WHAT YOU WILL DO » Images do not belong in the copy; retype the rest of the entries below exactly.
#### DATA FOR THIS EXERCISE ####
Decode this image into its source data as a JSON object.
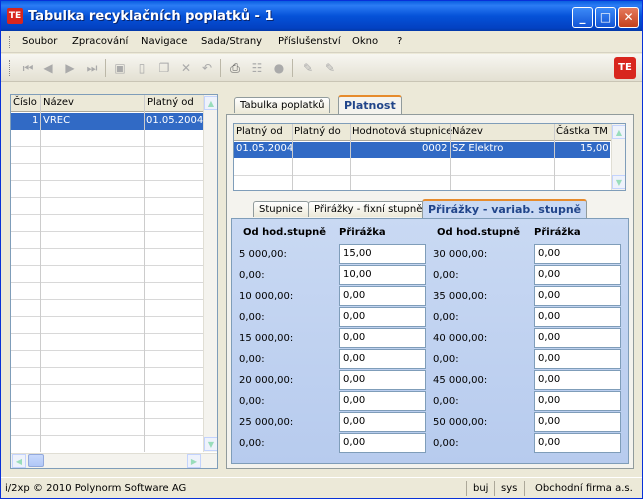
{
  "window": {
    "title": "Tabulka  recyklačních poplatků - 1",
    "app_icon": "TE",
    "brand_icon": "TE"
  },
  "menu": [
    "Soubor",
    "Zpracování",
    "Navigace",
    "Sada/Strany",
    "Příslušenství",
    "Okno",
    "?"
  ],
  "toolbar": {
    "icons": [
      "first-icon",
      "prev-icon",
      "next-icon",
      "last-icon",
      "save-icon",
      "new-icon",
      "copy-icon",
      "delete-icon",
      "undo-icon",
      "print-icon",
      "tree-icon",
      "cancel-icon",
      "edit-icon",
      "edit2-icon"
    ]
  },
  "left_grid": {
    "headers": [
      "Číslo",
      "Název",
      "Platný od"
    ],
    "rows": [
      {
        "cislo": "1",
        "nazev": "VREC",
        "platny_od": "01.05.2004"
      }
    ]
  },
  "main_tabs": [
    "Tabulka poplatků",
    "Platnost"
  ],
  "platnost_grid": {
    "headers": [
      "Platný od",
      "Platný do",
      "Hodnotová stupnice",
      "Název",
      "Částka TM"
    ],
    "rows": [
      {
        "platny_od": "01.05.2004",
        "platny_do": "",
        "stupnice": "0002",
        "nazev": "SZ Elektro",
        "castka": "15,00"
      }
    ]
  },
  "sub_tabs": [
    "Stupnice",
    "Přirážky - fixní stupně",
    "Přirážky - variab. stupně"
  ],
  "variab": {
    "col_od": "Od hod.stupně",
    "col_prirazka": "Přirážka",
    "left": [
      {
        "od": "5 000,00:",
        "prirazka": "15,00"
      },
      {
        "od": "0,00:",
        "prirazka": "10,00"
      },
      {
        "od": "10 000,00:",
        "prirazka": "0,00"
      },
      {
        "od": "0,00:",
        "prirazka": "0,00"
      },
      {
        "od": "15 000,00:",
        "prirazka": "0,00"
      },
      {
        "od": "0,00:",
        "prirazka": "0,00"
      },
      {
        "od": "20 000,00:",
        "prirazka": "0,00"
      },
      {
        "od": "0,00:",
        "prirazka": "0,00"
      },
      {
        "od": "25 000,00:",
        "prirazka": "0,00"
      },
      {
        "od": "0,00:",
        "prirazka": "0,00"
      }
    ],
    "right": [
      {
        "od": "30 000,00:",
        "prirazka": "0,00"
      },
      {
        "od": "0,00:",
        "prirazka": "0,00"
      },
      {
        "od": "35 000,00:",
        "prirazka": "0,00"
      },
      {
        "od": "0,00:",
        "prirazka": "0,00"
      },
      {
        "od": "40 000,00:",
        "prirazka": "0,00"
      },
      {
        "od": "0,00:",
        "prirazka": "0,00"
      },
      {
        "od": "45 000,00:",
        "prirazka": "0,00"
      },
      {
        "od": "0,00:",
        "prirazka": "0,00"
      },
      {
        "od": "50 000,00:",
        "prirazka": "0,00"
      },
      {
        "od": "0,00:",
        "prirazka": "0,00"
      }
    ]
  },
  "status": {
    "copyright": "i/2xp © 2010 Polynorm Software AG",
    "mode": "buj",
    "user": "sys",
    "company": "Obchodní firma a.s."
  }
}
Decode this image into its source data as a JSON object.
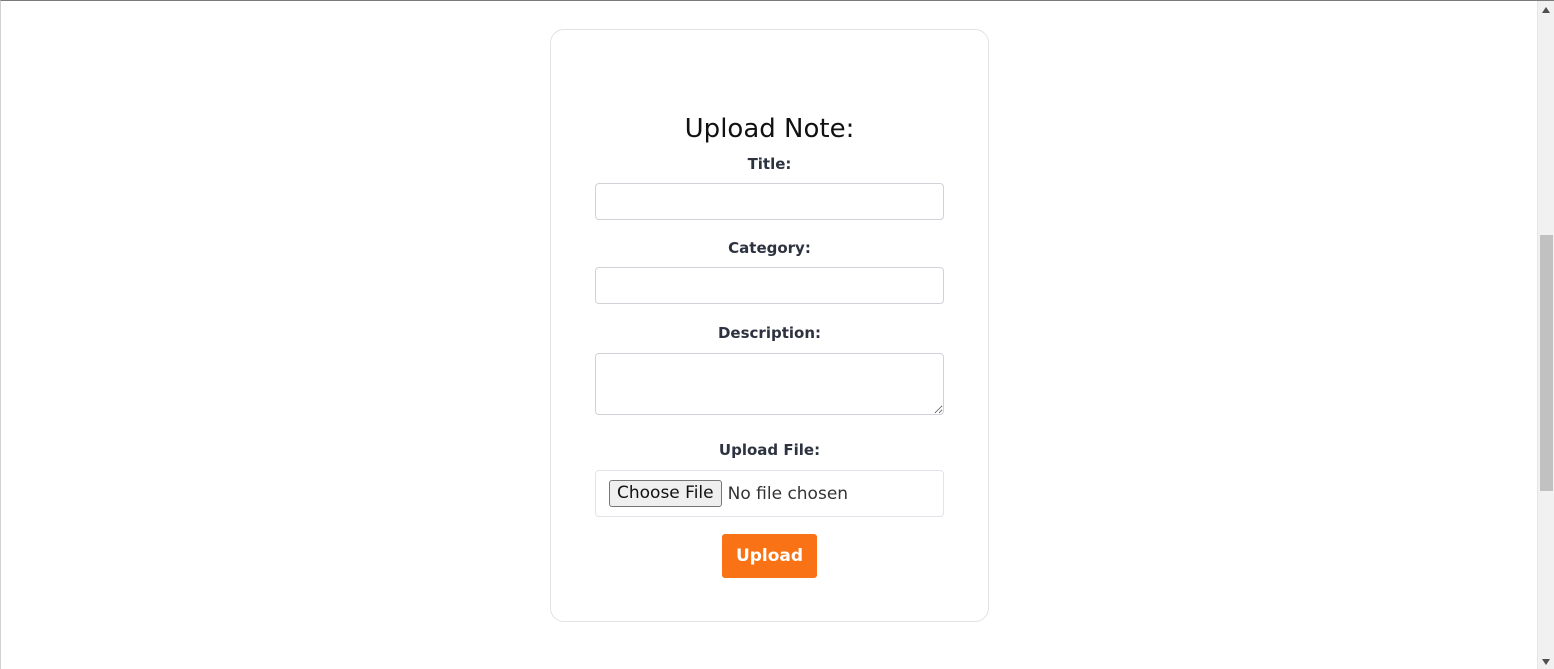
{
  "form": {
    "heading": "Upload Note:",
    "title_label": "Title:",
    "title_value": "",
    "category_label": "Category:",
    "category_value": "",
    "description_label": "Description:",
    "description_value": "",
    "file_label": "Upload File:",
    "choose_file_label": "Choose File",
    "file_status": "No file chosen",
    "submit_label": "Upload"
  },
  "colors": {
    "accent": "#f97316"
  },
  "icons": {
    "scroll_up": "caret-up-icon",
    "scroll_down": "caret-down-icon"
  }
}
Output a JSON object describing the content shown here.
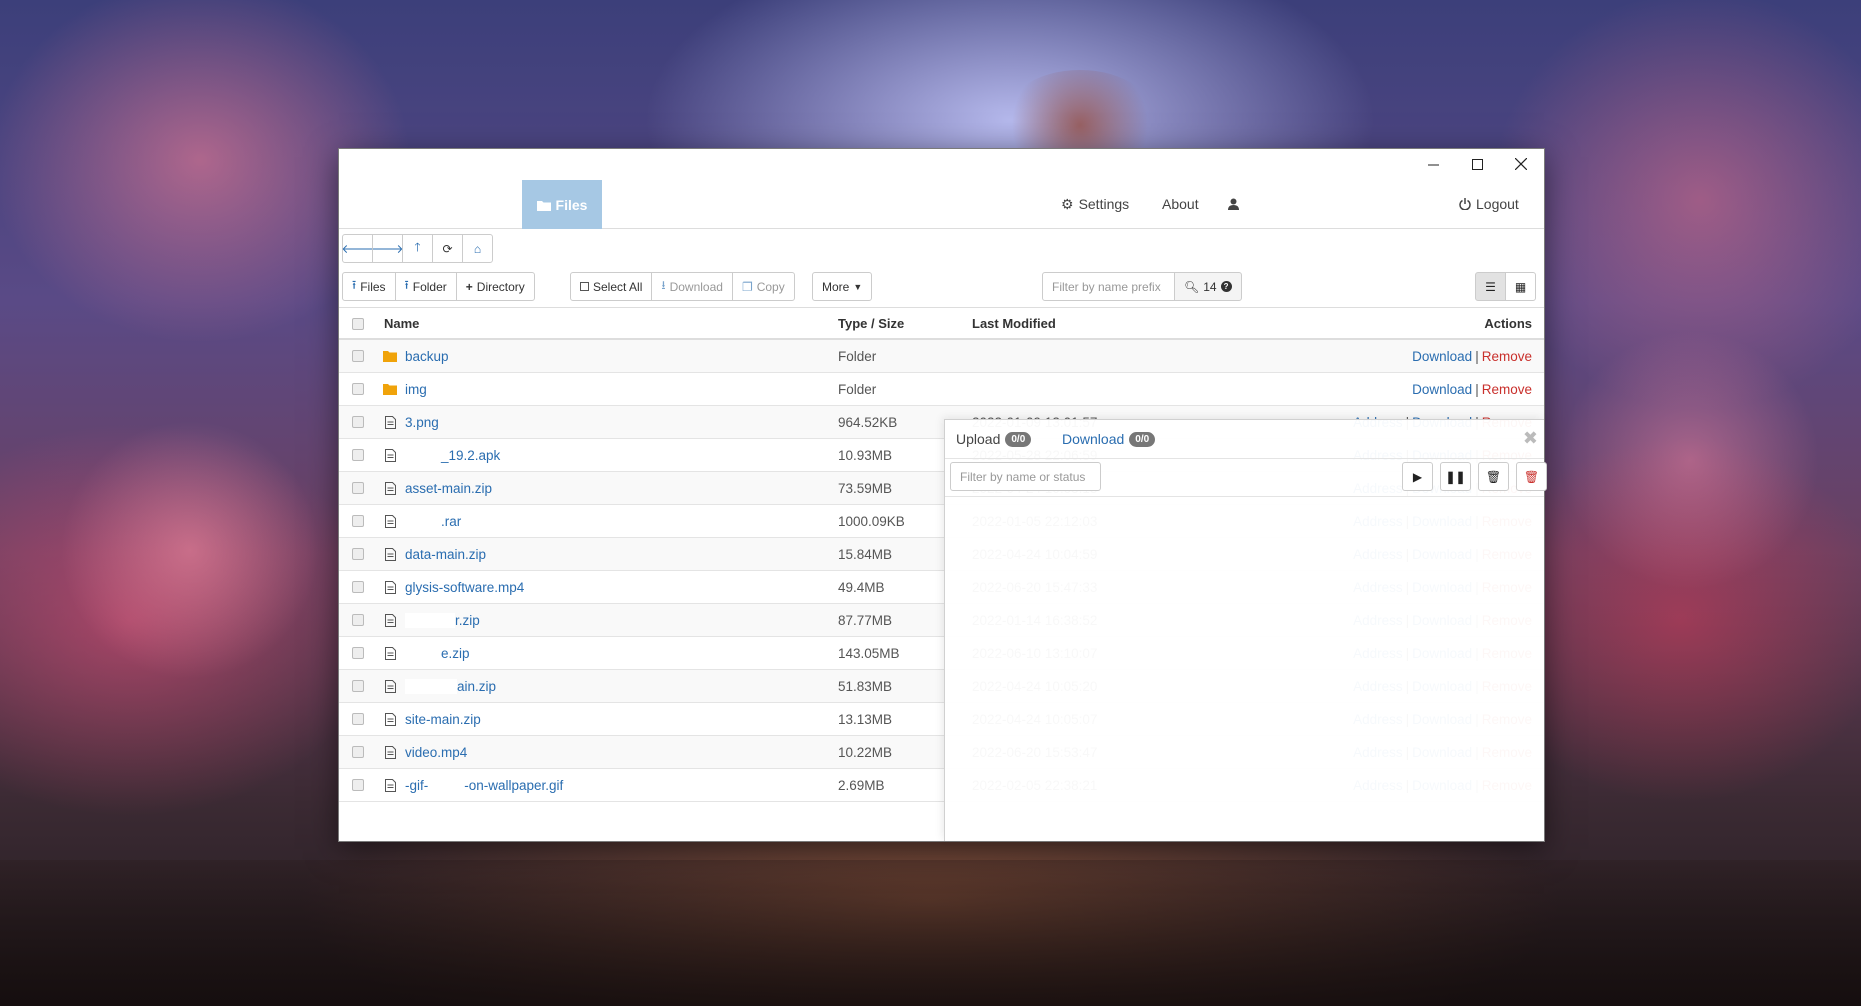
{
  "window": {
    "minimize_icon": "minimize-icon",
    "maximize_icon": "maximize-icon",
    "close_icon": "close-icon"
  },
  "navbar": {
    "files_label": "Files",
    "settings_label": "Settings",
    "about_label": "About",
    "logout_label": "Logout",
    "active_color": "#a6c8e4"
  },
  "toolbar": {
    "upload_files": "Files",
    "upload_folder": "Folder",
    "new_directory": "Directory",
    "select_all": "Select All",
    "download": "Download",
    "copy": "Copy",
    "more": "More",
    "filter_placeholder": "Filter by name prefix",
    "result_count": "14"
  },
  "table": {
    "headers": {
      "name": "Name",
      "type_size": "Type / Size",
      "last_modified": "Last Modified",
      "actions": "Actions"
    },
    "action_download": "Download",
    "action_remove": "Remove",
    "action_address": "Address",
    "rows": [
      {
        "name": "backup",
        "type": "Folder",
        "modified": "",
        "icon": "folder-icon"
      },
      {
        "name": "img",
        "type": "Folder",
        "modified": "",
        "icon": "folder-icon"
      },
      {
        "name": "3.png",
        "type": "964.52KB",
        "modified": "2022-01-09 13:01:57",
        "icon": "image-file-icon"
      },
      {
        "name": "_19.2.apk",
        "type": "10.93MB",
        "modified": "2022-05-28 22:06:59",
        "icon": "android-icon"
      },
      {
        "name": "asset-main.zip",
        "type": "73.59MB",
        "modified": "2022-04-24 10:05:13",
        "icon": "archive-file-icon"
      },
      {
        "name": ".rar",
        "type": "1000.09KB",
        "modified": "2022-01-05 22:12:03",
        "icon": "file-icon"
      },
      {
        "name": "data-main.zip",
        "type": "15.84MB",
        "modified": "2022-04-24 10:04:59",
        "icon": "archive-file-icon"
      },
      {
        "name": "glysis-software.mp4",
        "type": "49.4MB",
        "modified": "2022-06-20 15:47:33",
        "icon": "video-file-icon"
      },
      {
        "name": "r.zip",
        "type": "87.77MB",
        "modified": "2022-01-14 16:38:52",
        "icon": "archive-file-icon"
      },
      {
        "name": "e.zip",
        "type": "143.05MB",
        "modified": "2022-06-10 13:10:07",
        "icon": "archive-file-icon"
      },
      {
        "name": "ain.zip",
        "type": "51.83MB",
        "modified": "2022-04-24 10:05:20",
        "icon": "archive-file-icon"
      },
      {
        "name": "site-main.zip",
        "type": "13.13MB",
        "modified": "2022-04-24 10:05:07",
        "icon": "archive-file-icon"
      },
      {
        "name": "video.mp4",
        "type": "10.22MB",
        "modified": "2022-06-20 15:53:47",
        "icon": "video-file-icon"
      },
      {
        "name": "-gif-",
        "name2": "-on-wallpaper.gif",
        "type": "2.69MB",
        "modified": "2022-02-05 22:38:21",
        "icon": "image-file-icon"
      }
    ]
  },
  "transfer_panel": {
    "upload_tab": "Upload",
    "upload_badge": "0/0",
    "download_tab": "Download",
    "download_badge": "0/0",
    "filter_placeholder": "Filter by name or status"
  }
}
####
RESPONSE BELOW »
Decode this image into its source data as a JSON object.
{
  "window": {
    "title": "Tabulka  recyklačních poplatků - 1",
    "app_icon": "TE",
    "brand_icon": "TE"
  },
  "menu": [
    "Soubor",
    "Zpracování",
    "Navigace",
    "Sada/Strany",
    "Příslušenství",
    "Okno",
    "?"
  ],
  "toolbar": {
    "icons": [
      "first-icon",
      "prev-icon",
      "next-icon",
      "last-icon",
      "save-icon",
      "new-icon",
      "copy-icon",
      "delete-icon",
      "undo-icon",
      "print-icon",
      "tree-icon",
      "cancel-icon",
      "edit-icon",
      "edit2-icon"
    ]
  },
  "left_grid": {
    "headers": [
      "Číslo",
      "Název",
      "Platný od"
    ],
    "rows": [
      {
        "cislo": "1",
        "nazev": "VREC",
        "platny_od": "01.05.2004"
      }
    ]
  },
  "main_tabs": [
    "Tabulka poplatků",
    "Platnost"
  ],
  "platnost_grid": {
    "headers": [
      "Platný od",
      "Platný do",
      "Hodnotová stupnice",
      "Název",
      "Částka TM"
    ],
    "rows": [
      {
        "platny_od": "01.05.2004",
        "platny_do": "",
        "stupnice": "0002",
        "nazev": "SZ Elektro",
        "castka": "15,00"
      }
    ]
  },
  "sub_tabs": [
    "Stupnice",
    "Přirážky - fixní stupně",
    "Přirážky - variab. stupně"
  ],
  "variab": {
    "col_od": "Od hod.stupně",
    "col_prirazka": "Přirážka",
    "left": [
      {
        "od": "5 000,00:",
        "prirazka": "15,00"
      },
      {
        "od": "0,00:",
        "prirazka": "10,00"
      },
      {
        "od": "10 000,00:",
        "prirazka": "0,00"
      },
      {
        "od": "0,00:",
        "prirazka": "0,00"
      },
      {
        "od": "15 000,00:",
        "prirazka": "0,00"
      },
      {
        "od": "0,00:",
        "prirazka": "0,00"
      },
      {
        "od": "20 000,00:",
        "prirazka": "0,00"
      },
      {
        "od": "0,00:",
        "prirazka": "0,00"
      },
      {
        "od": "25 000,00:",
        "prirazka": "0,00"
      },
      {
        "od": "0,00:",
        "prirazka": "0,00"
      }
    ],
    "right": [
      {
        "od": "30 000,00:",
        "prirazka": "0,00"
      },
      {
        "od": "0,00:",
        "prirazka": "0,00"
      },
      {
        "od": "35 000,00:",
        "prirazka": "0,00"
      },
      {
        "od": "0,00:",
        "prirazka": "0,00"
      },
      {
        "od": "40 000,00:",
        "prirazka": "0,00"
      },
      {
        "od": "0,00:",
        "prirazka": "0,00"
      },
      {
        "od": "45 000,00:",
        "prirazka": "0,00"
      },
      {
        "od": "0,00:",
        "prirazka": "0,00"
      },
      {
        "od": "50 000,00:",
        "prirazka": "0,00"
      },
      {
        "od": "0,00:",
        "prirazka": "0,00"
      }
    ]
  },
  "status": {
    "copyright": "i/2xp © 2010 Polynorm Software AG",
    "mode": "buj",
    "user": "sys",
    "company": "Obchodní firma a.s."
  }
}
Decode this image into its source data as a JSON object.
{
  "form": {
    "heading": "Upload Note:",
    "title_label": "Title:",
    "title_value": "",
    "category_label": "Category:",
    "category_value": "",
    "description_label": "Description:",
    "description_value": "",
    "file_label": "Upload File:",
    "choose_file_label": "Choose File",
    "file_status": "No file chosen",
    "submit_label": "Upload"
  },
  "colors": {
    "accent": "#f97316"
  },
  "icons": {
    "scroll_up": "caret-up-icon",
    "scroll_down": "caret-down-icon"
  }
}
Output a JSON object describing the content shown here.
{
  "window": {
    "minimize_icon": "minimize-icon",
    "maximize_icon": "maximize-icon",
    "close_icon": "close-icon"
  },
  "navbar": {
    "files_label": "Files",
    "settings_label": "Settings",
    "about_label": "About",
    "logout_label": "Logout",
    "active_color": "#a6c8e4"
  },
  "toolbar": {
    "upload_files": "Files",
    "upload_folder": "Folder",
    "new_directory": "Directory",
    "select_all": "Select All",
    "download": "Download",
    "copy": "Copy",
    "more": "More",
    "filter_placeholder": "Filter by name prefix",
    "result_count": "14"
  },
  "table": {
    "headers": {
      "name": "Name",
      "type_size": "Type / Size",
      "last_modified": "Last Modified",
      "actions": "Actions"
    },
    "action_download": "Download",
    "action_remove": "Remove",
    "action_address": "Address",
    "rows": [
      {
        "name": "backup",
        "type": "Folder",
        "modified": "",
        "icon": "folder-icon"
      },
      {
        "name": "img",
        "type": "Folder",
        "modified": "",
        "icon": "folder-icon"
      },
      {
        "name": "3.png",
        "type": "964.52KB",
        "modified": "2022-01-09 13:01:57",
        "icon": "image-file-icon"
      },
      {
        "name": "_19.2.apk",
        "type": "10.93MB",
        "modified": "2022-05-28 22:06:59",
        "icon": "android-icon"
      },
      {
        "name": "asset-main.zip",
        "type": "73.59MB",
        "modified": "2022-04-24 10:05:13",
        "icon": "archive-file-icon"
      },
      {
        "name": ".rar",
        "type": "1000.09KB",
        "modified": "2022-01-05 22:12:03",
        "icon": "file-icon"
      },
      {
        "name": "data-main.zip",
        "type": "15.84MB",
        "modified": "2022-04-24 10:04:59",
        "icon": "archive-file-icon"
      },
      {
        "name": "glysis-software.mp4",
        "type": "49.4MB",
        "modified": "2022-06-20 15:47:33",
        "icon": "video-file-icon"
      },
      {
        "name": "r.zip",
        "type": "87.77MB",
        "modified": "2022-01-14 16:38:52",
        "icon": "archive-file-icon"
      },
      {
        "name": "e.zip",
        "type": "143.05MB",
        "modified": "2022-06-10 13:10:07",
        "icon": "archive-file-icon"
      },
      {
        "name": "ain.zip",
        "type": "51.83MB",
        "modified": "2022-04-24 10:05:20",
        "icon": "archive-file-icon"
      },
      {
        "name": "site-main.zip",
        "type": "13.13MB",
        "modified": "2022-04-24 10:05:07",
        "icon": "archive-file-icon"
      },
      {
        "name": "video.mp4",
        "type": "10.22MB",
        "modified": "2022-06-20 15:53:47",
        "icon": "video-file-icon"
      },
      {
        "name": "-gif-",
        "name2": "-on-wallpaper.gif",
        "type": "2.69MB",
        "modified": "2022-02-05 22:38:21",
        "icon": "image-file-icon"
      }
    ]
  },
  "transfer_panel": {
    "upload_tab": "Upload",
    "upload_badge": "0/0",
    "download_tab": "Download",
    "download_badge": "0/0",
    "filter_placeholder": "Filter by name or status"
  }
}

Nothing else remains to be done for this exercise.